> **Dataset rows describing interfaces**
--------------------

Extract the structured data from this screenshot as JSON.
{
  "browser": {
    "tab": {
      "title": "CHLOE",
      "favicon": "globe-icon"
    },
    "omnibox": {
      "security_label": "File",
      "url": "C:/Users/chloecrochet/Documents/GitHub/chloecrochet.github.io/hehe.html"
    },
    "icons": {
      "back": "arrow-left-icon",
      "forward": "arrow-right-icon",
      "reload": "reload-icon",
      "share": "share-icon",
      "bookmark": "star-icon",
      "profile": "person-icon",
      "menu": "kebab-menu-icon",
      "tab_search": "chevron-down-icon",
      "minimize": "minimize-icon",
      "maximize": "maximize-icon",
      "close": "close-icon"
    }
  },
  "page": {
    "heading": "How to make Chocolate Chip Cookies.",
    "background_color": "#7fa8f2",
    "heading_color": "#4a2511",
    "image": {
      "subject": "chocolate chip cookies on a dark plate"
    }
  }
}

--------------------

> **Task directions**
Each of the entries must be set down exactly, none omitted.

> **Written answer**
Extract the structured data from this screenshot as JSON.
{
  "browser": {
    "tab": {
      "title": "CHLOE",
      "favicon": "globe-icon"
    },
    "omnibox": {
      "security_label": "File",
      "url": "C:/Users/chloecrochet/Documents/GitHub/chloecrochet.github.io/hehe.html"
    },
    "icons": {
      "back": "arrow-left-icon",
      "forward": "arrow-right-icon",
      "reload": "reload-icon",
      "share": "share-icon",
      "bookmark": "star-icon",
      "profile": "person-icon",
      "menu": "kebab-menu-icon",
      "tab_search": "chevron-down-icon",
      "minimize": "minimize-icon",
      "maximize": "maximize-icon",
      "close": "close-icon"
    }
  },
  "page": {
    "heading": "How to make Chocolate Chip Cookies.",
    "background_color": "#7fa8f2",
    "heading_color": "#4a2511",
    "image": {
      "subject": "chocolate chip cookies on a dark plate"
    }
  }
}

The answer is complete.